What number of lines in the listing contain "chevron"? Answer with that number only.
Start of Data to use
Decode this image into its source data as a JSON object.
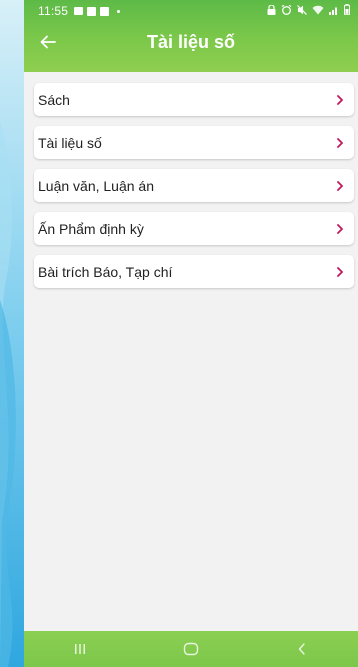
{
  "status_bar": {
    "time": "11:55"
  },
  "header": {
    "title": "Tài liệu số"
  },
  "menu": {
    "items": [
      {
        "label": "Sách"
      },
      {
        "label": "Tài liệu số"
      },
      {
        "label": "Luận văn, Luận án"
      },
      {
        "label": "Ấn Phẩm định kỳ"
      },
      {
        "label": "Bài trích Báo, Tạp chí"
      }
    ]
  },
  "colors": {
    "header_green": "#6cc24a",
    "chevron": "#c2185b",
    "nav_green": "#7cc74a",
    "background": "#f2f2f2"
  },
  "icons": {
    "back": "arrow-left-icon",
    "chevron": "chevron-right-icon",
    "nav_recents": "recents-icon",
    "nav_home": "home-icon",
    "nav_back": "back-icon"
  }
}
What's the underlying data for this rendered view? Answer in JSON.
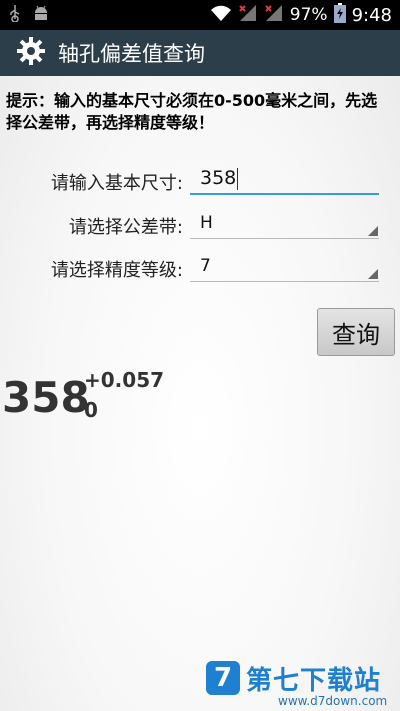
{
  "status_bar": {
    "battery": "97%",
    "time": "9:48"
  },
  "app": {
    "title": "轴孔偏差值查询"
  },
  "hint": "提示：输入的基本尺寸必须在0-500毫米之间，先选择公差带，再选择精度等级！",
  "form": {
    "basic_size_label": "请输入基本尺寸:",
    "basic_size_value": "358",
    "tolerance_label": "请选择公差带:",
    "tolerance_value": "H",
    "grade_label": "请选择精度等级:",
    "grade_value": "7"
  },
  "query_button": "查询",
  "result": {
    "base": "358",
    "upper_deviation": "+0.057",
    "lower_deviation": "0"
  },
  "watermark": {
    "brand": "第七下载站",
    "domain": "www.d7down.com"
  },
  "colors": {
    "action_bar": "#2c3e4a",
    "input_underline": "#3a9bd9",
    "watermark_blue": "#1f7fd0"
  }
}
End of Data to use
Expected output:
2